In the twelve years since their parting, Jane and Dom have seen each other only once – which was enough for him to admit that he never really got over her. He suspects that Jane feels the same way; except that she’s given up waiting for him to come for her and has become betrothed to another man.
It’s perhaps a little difficult to believe that Jane would have waited for twelve years before accepting another man’s proposal, and that Dom could be so instantly desperate to make her his, when he’s managed perfectly well without her for the past twelve years. But I always enjoy a good “second chance” story, so I’m prepared to give the author a free pass on that. And in all fairness, she actually does a good job of explaining Jane’s situation; after her initial fury at the fact that Dom had manipulated her into jilting him, she was dismayed to think that he didn’t trust enough in her love for him to believe that she’d be prepared to endure hardship for him as long as they were together. Over the years, she’s come to see his reluctance to expose her to what he rightly thought would be a very difficult way of life as a lack of confidence in her rather than concern for her. Most of all, however, Jane – whose father was harsh and dictatorial – bitterly resents that Dom made that decision for the both of them without even consulting her.

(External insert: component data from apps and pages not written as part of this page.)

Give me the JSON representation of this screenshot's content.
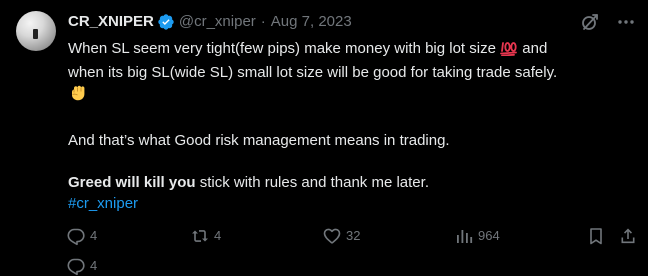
{
  "tweet": {
    "author": {
      "display_name": "CR_XNIPER",
      "handle": "@cr_xniper",
      "verified": true
    },
    "separator": "·",
    "date": "Aug 7, 2023",
    "text": {
      "line1": "When SL seem very tight(few pips) make money with big lot size",
      "line1_emoji": "💯",
      "line1_end": "and",
      "line2": "when its big SL(wide SL) small lot size will be good for taking trade safely.",
      "line3_emoji": "✊",
      "para2": "And that’s what Good risk management means in trading.",
      "para3_bold": "Greed will kill you",
      "para3_rest": " stick with rules and thank me later.",
      "hashtag": "#cr_xniper"
    },
    "actions": {
      "replies": "4",
      "reposts": "4",
      "likes": "32",
      "views": "964"
    }
  },
  "colors": {
    "background": "#000000",
    "text": "#e7e9ea",
    "muted": "#71767b",
    "accent": "#1d9bf0"
  },
  "icons": {
    "verified": "verified-badge-icon",
    "grok": "grok-icon",
    "more": "more-icon",
    "reply": "reply-icon",
    "repost": "repost-icon",
    "like": "heart-icon",
    "views": "views-icon",
    "bookmark": "bookmark-icon",
    "share": "share-icon"
  }
}
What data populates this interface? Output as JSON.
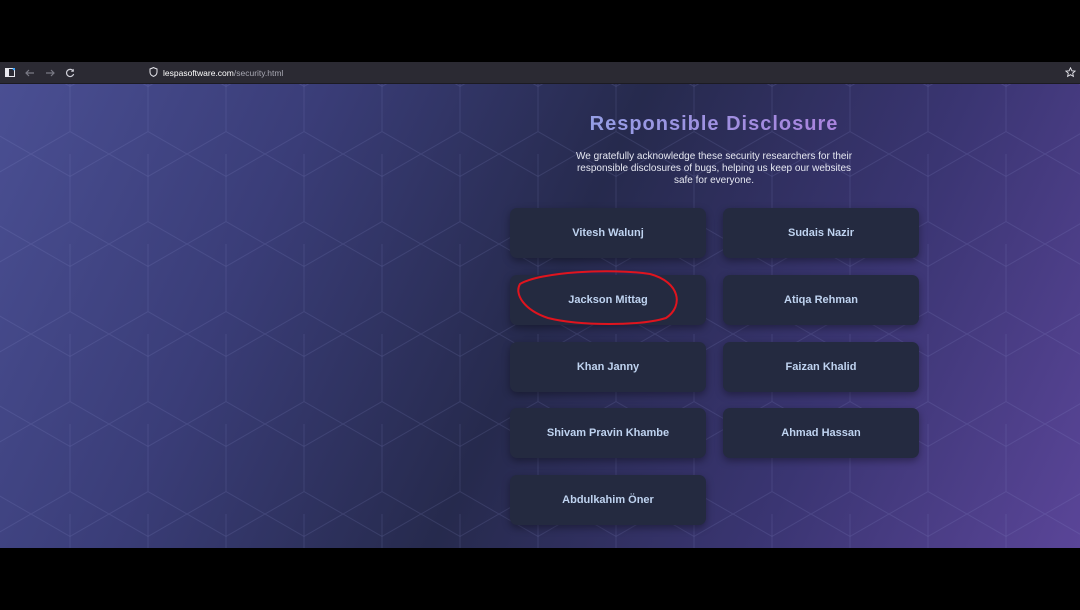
{
  "browser": {
    "url_host": "lespasoftware.com",
    "url_path": "/security.html"
  },
  "page": {
    "title": "Responsible Disclosure",
    "subtitle": "We gratefully acknowledge these security researchers for their responsible disclosures of bugs, helping us keep our websites safe for everyone.",
    "researchers": [
      "Vitesh Walunj",
      "Sudais Nazir",
      "Jackson Mittag",
      "Atiqa Rehman",
      "Khan Janny",
      "Faizan Khalid",
      "Shivam Pravin Khambe",
      "Ahmad Hassan",
      "Abdulkahim Öner"
    ]
  },
  "colors": {
    "accent_start": "#8ea6e6",
    "accent_end": "#b07bdc",
    "card_bg": "#242a40",
    "annotation": "#e0141e"
  }
}
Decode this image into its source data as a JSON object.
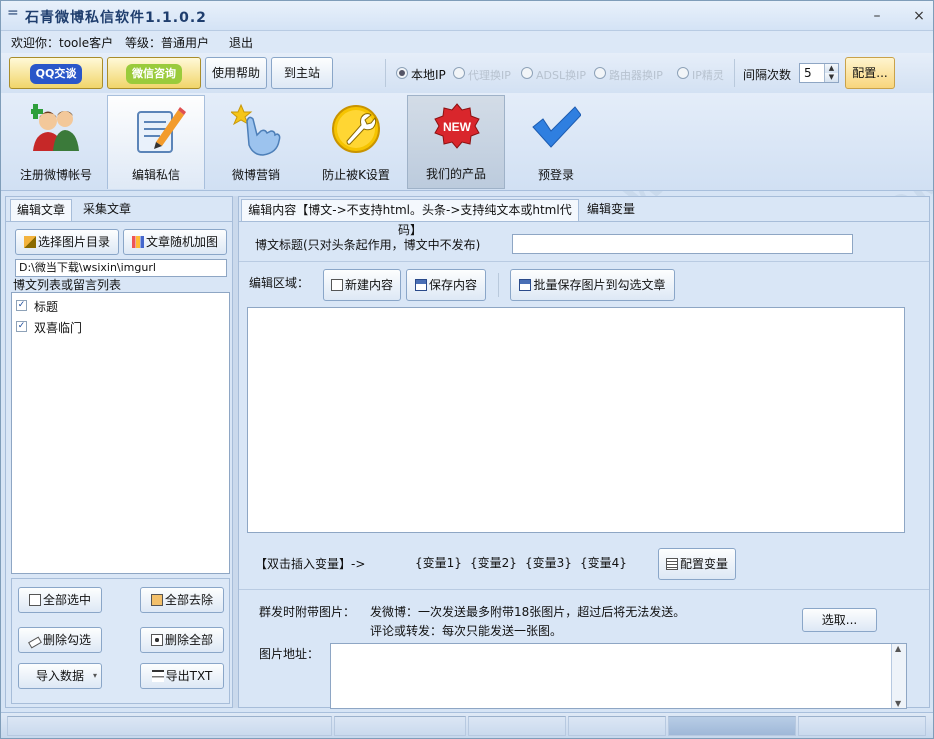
{
  "window": {
    "title": "石青微博私信软件1.1.0.2",
    "menu_glyph": "=",
    "min_glyph": "–",
    "close_glyph": "×"
  },
  "userbar": {
    "welcome": "欢迎你：toole客户",
    "level": "等级：普通用户",
    "logout": "退出"
  },
  "toolbar": {
    "qq_label": "QQ交谈",
    "wechat_label": "微信咨询",
    "help_label": "使用帮助",
    "home_label": "到主站",
    "ip_options": [
      "本地IP",
      "代理换IP",
      "ADSL换IP",
      "路由器换IP",
      "IP精灵"
    ],
    "ip_selected": "本地IP",
    "interval_label": "间隔次数",
    "interval_value": "5",
    "config_label": "配置..."
  },
  "modules": [
    {
      "label": "注册微博帐号",
      "icon": "users-add-icon"
    },
    {
      "label": "编辑私信",
      "icon": "edit-document-icon"
    },
    {
      "label": "微博营销",
      "icon": "hand-star-icon"
    },
    {
      "label": "防止被K设置",
      "icon": "wrench-icon"
    },
    {
      "label": "我们的产品",
      "icon": "new-badge-icon"
    },
    {
      "label": "预登录",
      "icon": "checkmark-icon"
    }
  ],
  "new_badge": "NEW",
  "left": {
    "tabs": [
      "编辑文章",
      "采集文章"
    ],
    "choose_dir": "选择图片目录",
    "random_img": "文章随机加图",
    "path": "D:\\微当下载\\wsixin\\imgurl",
    "list_title": "博文列表或留言列表",
    "items": [
      "标题",
      "双喜临门"
    ],
    "select_all": "全部选中",
    "deselect_all": "全部去除",
    "delete_checked": "删除勾选",
    "delete_all": "删除全部",
    "import_data": "导入数据",
    "export_txt": "导出TXT"
  },
  "right": {
    "tabs": [
      "编辑内容【博文->不支持html。头条->支持纯文本或html代码】",
      "编辑变量"
    ],
    "title_label": "博文标题(只对头条起作用，博文中不发布)",
    "edit_area_label": "编辑区域：",
    "new_content": "新建内容",
    "save_content": "保存内容",
    "batch_save": "批量保存图片到勾选文章",
    "insert_var_label": "【双击插入变量】->",
    "vars": [
      "{变量1}",
      "{变量2}",
      "{变量3}",
      "{变量4}"
    ],
    "config_var": "配置变量",
    "attach_label": "群发时附带图片：",
    "attach_note1": "发微博：一次发送最多附带18张图片，超过后将无法发送。",
    "attach_note2": "评论或转发：每次只能发送一张图。",
    "pick_label": "选取...",
    "img_addr_label": "图片地址："
  },
  "watermark": "WWW.WEIDOWN.COM"
}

Setting aside the twelve-years-thing, Ms Jeffries has written a very convincing relationship between two people whose emotional baggage continually trips them up in their dealings with each other. Dom is used to doing things his own way and playing his cards close to his chest – even with his own family, whom he loves and wants to protect at all costs. But he has to learn that trust is an important part of any relationship and that he needs to open up a little and let people in. Jane needs to learn that Dom is not a carbon copy of her father – a man whose emotional cruelty towards her mother and desire to control Jane’s every action, even from beyond the grave, means that she often shoots first and asks questions later because she sees Dom’s attempts to protect her as controlling.
It’s not untrue to say that Dom is a control freak, but given his background, it’s not surprising. He’d been brought up to the life of a gentleman and had aspirations to study the law, but after being cast off by George, had to make his own way in the world from scratch. Along the way, he had to do some things he’s not proud of which have affected him profoundly, and which, being the sort of man he is, he believes are faults in him and failures that could cause his loved ones to feel differently about him – which is why he hides so much of himself from them.
Jane and Dom’s individual hang-ups mean that conflict is never far away, but the last third of the story, in which they both come to see exactly what makes the other person tick, is well done, and shows character growth. I did sometimes think that there was a little too much navel-gazing, though – I understood the first time that Jane’s father was tyrannical and domineering which accounted for her frequent over-reaction to what she perceived as Dom’s controlling tendencies – and didn’t need it explained repeatedly.
Dom, perhaps by virtue of the fact that the reader has known him for four books, is the more well-rounded character of the two, and the one to whom I was more strongly drawn. He’s a noble, honourable and sexy hero, and the sparks between him and Jane literally fly off the page.
If the Viscount Falls is one of the stronger books in this series, and I enjoyed this final outing with The Duke’s Men. If you’ve been following the series, you won’t want to miss out on Dom’s story.